Libertarian communism is incompatible with any punitive regime, which implies the disappearance of the present system of punitive justice and all its instruments, such as prisons.
The committee considers
Firstly, that man is not bad by nature, and that delinquency is the logical result of the state of social injustice in which we live.
Secondly, that when his needs are satisfied, and he is given rational and humane education, its causes will disappear.
Therefore we consider that when an individual falls down in his duties, either in the moral realm or as a producer, it will be for the assemblies of the people to find a just and harmonious solution to the case.

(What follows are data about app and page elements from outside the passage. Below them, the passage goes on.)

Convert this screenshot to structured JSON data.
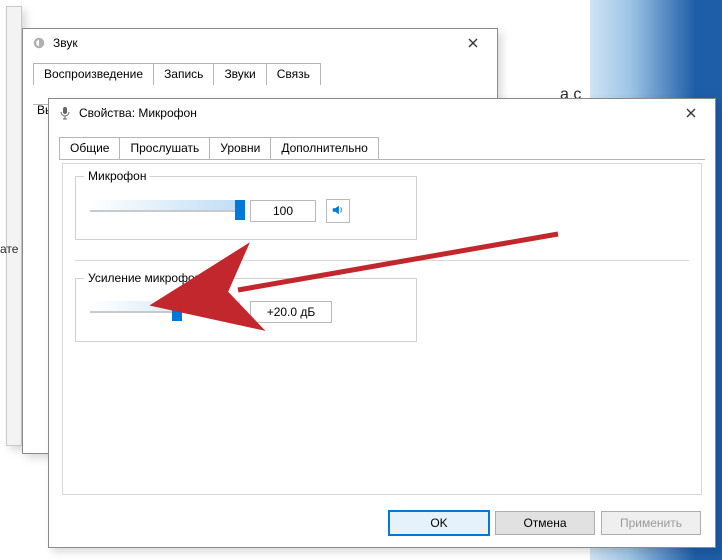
{
  "back_window": {
    "title": "Звук",
    "tabs": [
      "Воспроизведение",
      "Запись",
      "Звуки",
      "Связь"
    ],
    "active_tab_index": 1,
    "hint": "Выберите устройство записи, параметры которого нужно изменить:"
  },
  "front_window": {
    "title": "Свойства: Микрофон",
    "tabs": [
      "Общие",
      "Прослушать",
      "Уровни",
      "Дополнительно"
    ],
    "active_tab_index": 2,
    "group_mic": {
      "label": "Микрофон",
      "value": "100",
      "slider_pct": 100
    },
    "group_boost": {
      "label": "Усиление микрофона",
      "value": "+20.0 дБ",
      "slider_pct": 58
    },
    "buttons": {
      "ok": "OK",
      "cancel": "Отмена",
      "apply": "Применить"
    }
  },
  "background_fragments": {
    "right1": "а с"
  },
  "left_label_fragment": "ате",
  "icons": {
    "sound": "sound-icon",
    "mic": "microphone-icon",
    "speaker": "speaker-icon",
    "close": "close-icon"
  },
  "accent": "#0078d7",
  "arrow_color": "#c1272d"
}
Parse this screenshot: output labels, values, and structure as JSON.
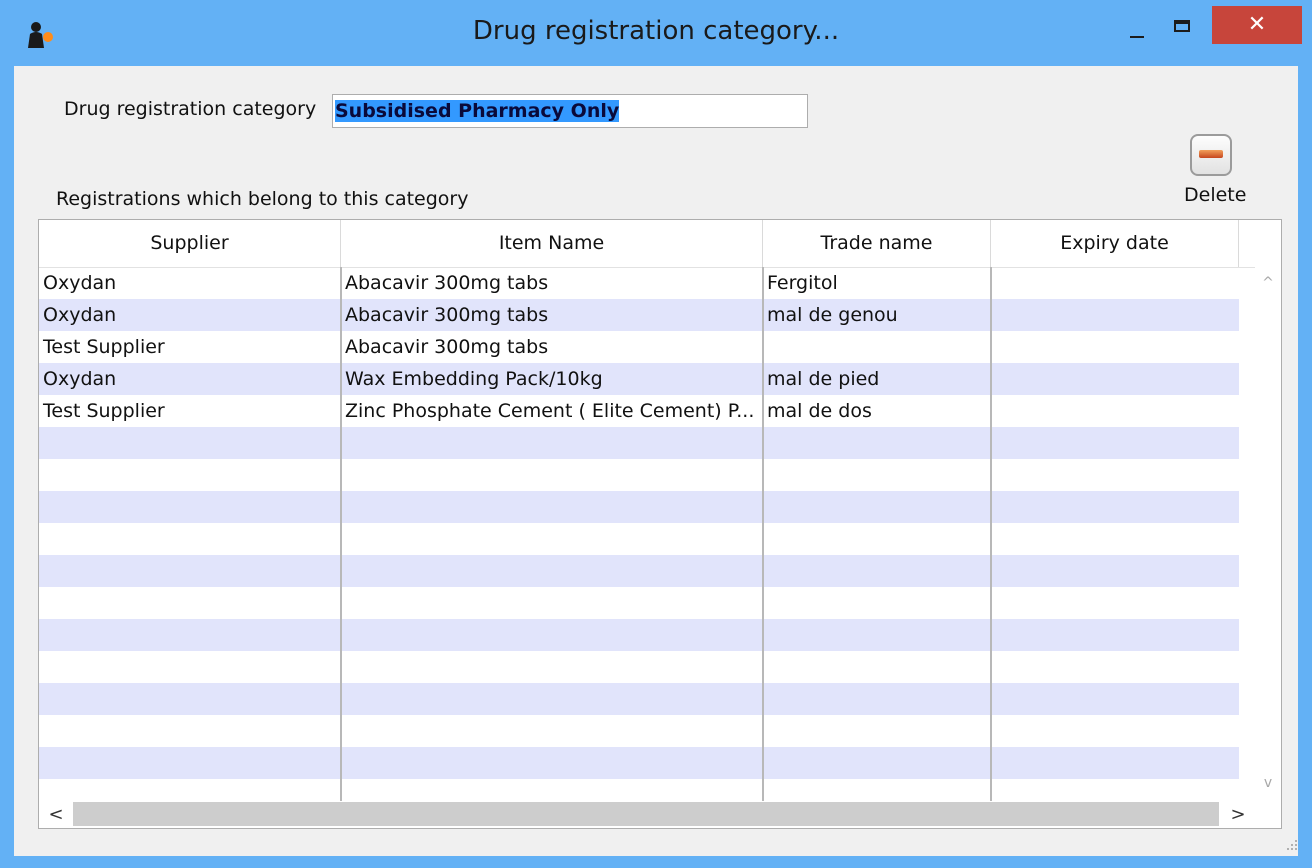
{
  "window": {
    "title": "Drug registration category...",
    "close_glyph": "✕",
    "icon": "mSupply-person-icon"
  },
  "form": {
    "category_label": "Drug registration category",
    "category_value": "Subsidised Pharmacy Only",
    "registrations_label": "Registrations which belong to this category",
    "delete_label": "Delete"
  },
  "table": {
    "columns": [
      "Supplier",
      "Item Name",
      "Trade name",
      "Expiry date"
    ],
    "rows": [
      {
        "supplier": "Oxydan",
        "item_name": "Abacavir 300mg tabs",
        "trade_name": "Fergitol",
        "expiry_date": ""
      },
      {
        "supplier": "Oxydan",
        "item_name": "Abacavir 300mg tabs",
        "trade_name": "mal de genou",
        "expiry_date": ""
      },
      {
        "supplier": "Test Supplier",
        "item_name": "Abacavir 300mg tabs",
        "trade_name": "",
        "expiry_date": ""
      },
      {
        "supplier": "Oxydan",
        "item_name": "Wax Embedding Pack/10kg",
        "trade_name": "mal de pied",
        "expiry_date": ""
      },
      {
        "supplier": "Test Supplier",
        "item_name": "Zinc Phosphate Cement ( Elite Cement) P...",
        "trade_name": "mal de dos",
        "expiry_date": ""
      }
    ],
    "scroll_left_glyph": "<",
    "scroll_right_glyph": ">",
    "scroll_up_glyph": "^",
    "scroll_down_glyph": "v"
  },
  "colors": {
    "titlebar": "#63b1f5",
    "alt_row": "#e1e4fb",
    "close_button": "#c7453b",
    "selection": "#3399ff"
  }
}
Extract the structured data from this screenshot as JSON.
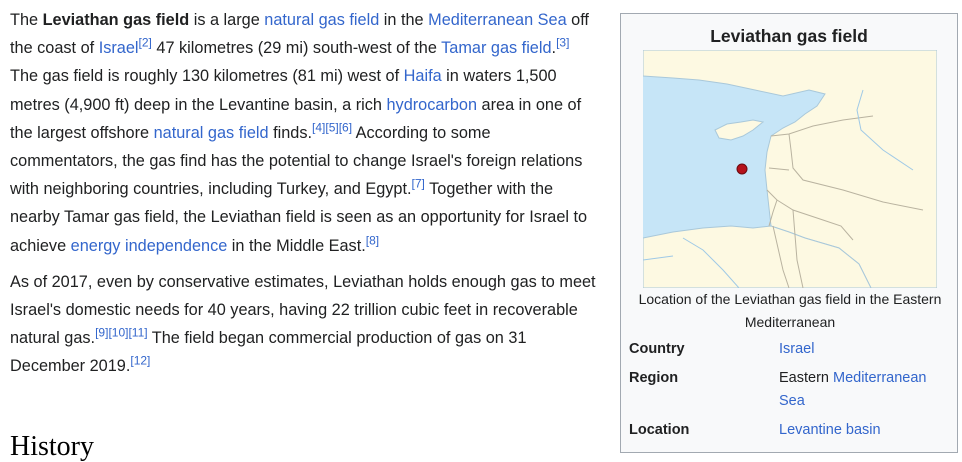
{
  "article": {
    "p1": {
      "t1": "The ",
      "b1": "Leviathan gas field",
      "t2": " is a large ",
      "l_natgas": "natural gas field",
      "t3": " in the ",
      "l_medsea": "Mediterranean Sea",
      "t4": " off the coast of ",
      "l_israel": "Israel",
      "r2": "[2]",
      "t5": " 47 kilometres (29 mi) south-west of the ",
      "l_tamar": "Tamar gas field",
      "t6": ".",
      "r3": "[3]",
      "t7": " The gas field is roughly 130 kilometres (81 mi) west of ",
      "l_haifa": "Haifa",
      "t8": " in waters 1,500 metres (4,900 ft) deep in the Levantine basin, a rich ",
      "l_hydro": "hydrocarbon",
      "t9": " area in one of the largest offshore ",
      "l_natgas2": "natural gas field",
      "t10": " finds.",
      "r4": "[4]",
      "r5": "[5]",
      "r6": "[6]",
      "t11": " According to some commentators, the gas find has the potential to change Israel's foreign relations with neighboring countries, including Turkey, and Egypt.",
      "r7": "[7]",
      "t12": " Together with the nearby Tamar gas field, the Leviathan field is seen as an opportunity for Israel to achieve ",
      "l_energy": "energy independence",
      "t13": " in the Middle East.",
      "r8": "[8]"
    },
    "p2": {
      "t1": "As of 2017, even by conservative estimates, Leviathan holds enough gas to meet Israel's domestic needs for 40 years, having 22 trillion cubic feet in recoverable natural gas.",
      "r9": "[9]",
      "r10": "[10]",
      "r11": "[11]",
      "t2": " The field began commercial production of gas on 31 December 2019.",
      "r12": "[12]"
    },
    "next_heading": "History"
  },
  "infobox": {
    "title": "Leviathan gas field",
    "map_icon": "location-map",
    "marker_color": "#b5121b",
    "sea_color": "#c6e5f7",
    "land_color": "#fdf9e2",
    "caption": "Location of the Leviathan gas field in the Eastern Mediterranean",
    "rows": [
      {
        "label": "Country",
        "value_link": "Israel"
      },
      {
        "label": "Region",
        "value_text": "Eastern ",
        "value_link": "Mediterranean Sea"
      },
      {
        "label": "Location",
        "value_link": "Levantine basin"
      }
    ]
  }
}
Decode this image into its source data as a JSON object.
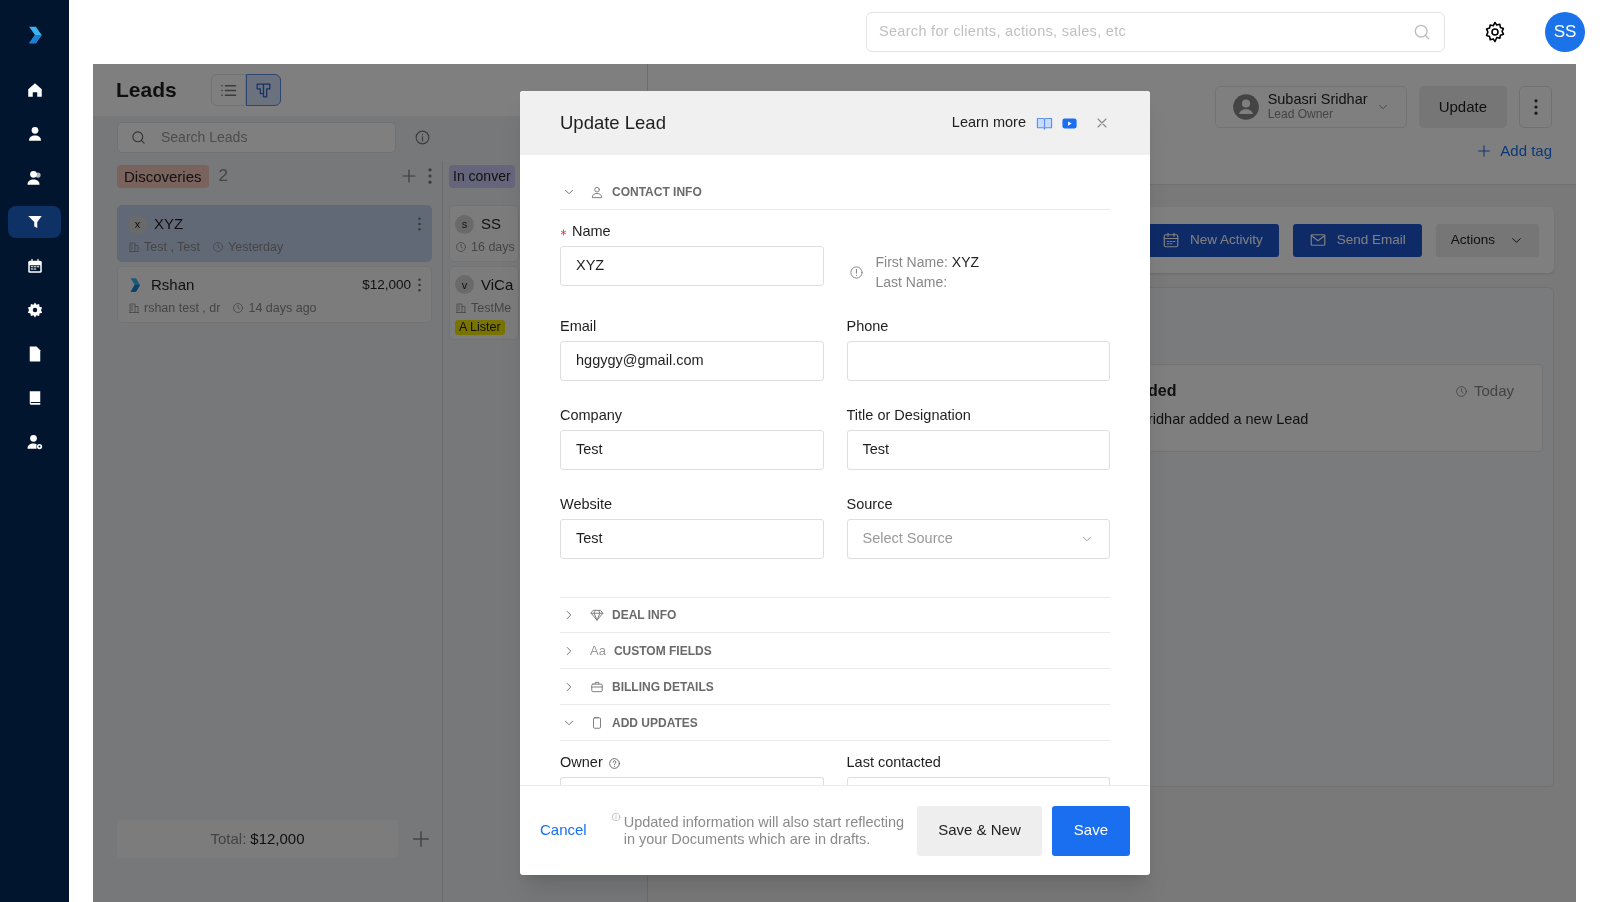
{
  "sidebar": {
    "items": [
      {
        "kind": "home",
        "selected": false
      },
      {
        "kind": "user",
        "selected": false
      },
      {
        "kind": "users",
        "selected": false
      },
      {
        "kind": "funnel",
        "selected": true
      },
      {
        "kind": "calendar",
        "selected": false
      },
      {
        "kind": "gear",
        "selected": false
      },
      {
        "kind": "document",
        "selected": false
      },
      {
        "kind": "book",
        "selected": false
      },
      {
        "kind": "user_gear",
        "selected": false
      }
    ]
  },
  "top_bar": {
    "search": {
      "placeholder": "Search for clients, actions, sales, etc"
    },
    "avatar": "SS"
  },
  "leads_panel": {
    "title": "Leads",
    "views": [
      {
        "kind": "list",
        "selected": false
      },
      {
        "kind": "board",
        "selected": true
      }
    ],
    "search": {
      "placeholder": "Search Leads"
    },
    "columns": [
      {
        "name": "Discoveries",
        "color": "#7a625d",
        "count": "2",
        "cards": [
          {
            "avatar": "x",
            "name": "XYZ",
            "company": "Test , Test",
            "time": "Yesterday",
            "selected": true
          },
          {
            "name": "Rshan",
            "amount": "$12,000",
            "company": "rshan test , dr",
            "time": "14 days ago",
            "selected": false
          }
        ],
        "total_label": "Total:",
        "total": "$12,000"
      },
      {
        "name": "In conver",
        "color": "#64647a",
        "cards": [
          {
            "avatar": "s",
            "name": "SS",
            "time": "16 days",
            "selected": false
          },
          {
            "avatar": "v",
            "name": "ViCa",
            "company": "TestMe",
            "tag": "A Lister",
            "selected": false
          }
        ]
      }
    ]
  },
  "detail_panel": {
    "owner": {
      "name": "Subasri Sridhar",
      "role": "Lead Owner"
    },
    "update_button": "Update",
    "add_tag": "Add tag",
    "actions": [
      {
        "label": "New Activity",
        "kind": "activity"
      },
      {
        "label": "Send Email",
        "kind": "email"
      },
      {
        "label": "Actions",
        "kind": "menu"
      }
    ],
    "activity": {
      "title": "ded",
      "time": "Today",
      "text": "ridhar added a new Lead"
    }
  },
  "modal": {
    "title": "Update Lead",
    "learn_more": "Learn more",
    "sections": [
      {
        "label": "CONTACT INFO",
        "kind": "contact",
        "expanded": true,
        "fields": [
          {
            "label": "Name",
            "kind": "text",
            "value": "XYZ",
            "required": true,
            "help": false
          },
          {
            "kind": "info",
            "first_label": "First Name:",
            "first": "XYZ",
            "last_label": "Last Name:"
          },
          {
            "label": "Email",
            "kind": "text",
            "value": "hggygy@gmail.com",
            "required": false,
            "help": false
          },
          {
            "label": "Phone",
            "kind": "text",
            "required": false,
            "help": false
          },
          {
            "label": "Company",
            "kind": "text",
            "value": "Test",
            "required": false,
            "help": false
          },
          {
            "label": "Title or Designation",
            "kind": "text",
            "value": "Test",
            "required": false,
            "help": false
          },
          {
            "label": "Website",
            "kind": "text",
            "value": "Test",
            "required": false,
            "help": false
          },
          {
            "label": "Source",
            "kind": "select",
            "placeholder": "Select Source",
            "required": false,
            "help": false
          }
        ]
      },
      {
        "label": "DEAL INFO",
        "kind": "deal",
        "expanded": false
      },
      {
        "label": "CUSTOM FIELDS",
        "icon_text": "Aa",
        "expanded": false
      },
      {
        "label": "BILLING DETAILS",
        "kind": "billing",
        "expanded": false
      },
      {
        "label": "ADD UPDATES",
        "kind": "updates",
        "expanded": true,
        "fields": [
          {
            "label": "Owner",
            "kind": "text",
            "required": false,
            "help": true
          },
          {
            "label": "Last contacted",
            "kind": "date",
            "required": false,
            "help": false
          }
        ]
      }
    ],
    "footer": {
      "cancel": "Cancel",
      "note": "Updated information will also start reflecting in your Documents which are in drafts.",
      "buttons": [
        {
          "label": "Save & New",
          "kind": "secondary"
        },
        {
          "label": "Save",
          "kind": "primary"
        }
      ]
    }
  }
}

On the family and on sexual relations, the resolution points out that the family has fulfilled many admirable functions of solidarity and declares that the revolution will not involve an attack on the family. However
Libertarian communism proclaims free love, with no more regulation than the free will of the men and women concerned, guaranteeing the children with the security of the community.
Education was discussed in two stages; one designed for the immediate battle against illiteracy, and another the long-term development of a human system of education.
The resolution ended by declaring that when achieved, the revolution would be defended by the people in arms.
This declaration on ‘The Confederal Conception of Libertarian Communism’ carried unanimously by delegates speaking for a million workers represents the height of anarcho-syndicalist expression. To what extent did the individual members share its aspirations? To what extent was it the expression of a handful of militant anarchists kidding themselves that their own ideas were held throughout the CNT? How representative was the other side of the Congress with its violent personal and factional disputes? As the events fade into the past, these problems can only be unravelled by someone who shares a knowledge of Spain, a feeling for anarchism and the skill of a historian.
However, the fact that the workers of the CNT, in the face of oppression and persecution, and the imminence of a violent rising, could present such a clear and humanistic view of what they wanted society to be like, shows that they were the most socially conscious people that recent history has seen, and makes it even more tragic that circumstances conspired to prevent them from realising their desires.
GLOSSARY OF POLITICS IN ANTI-FRANCO SPAIN
CNT (Confederación National del Trabajo — National Confederation of Labour).
Revolutionary syndicalist union influenced by the anarchists.
FAI (Federación Anarquista Iberica — Anarchist Federation of Iberia).
UGT (Union General de Trabajadores General Workers’ Union). Reformist trade union controlled by the socialists.
PSO (Partido Socialista Obrero — Workers’ Socialist Party).
PCE (Partido Communista Español- — Spanish Communist Party).
PSUC (Partido Socialista Unificat de Catalunya — Catalan United Socialist Party). The combined Socialist and Communist parties of Catalonia.
POUM (Partido Obrero de Unificación Marxista). Dissident revolutionary Communist party.
GENERALITAT the government of the autonomous province of Catalonia.
*EI Congreso Confederal de Zaragoza, Ediciones CNT, 1955.
First published in ANARCHY Number 5, July 1961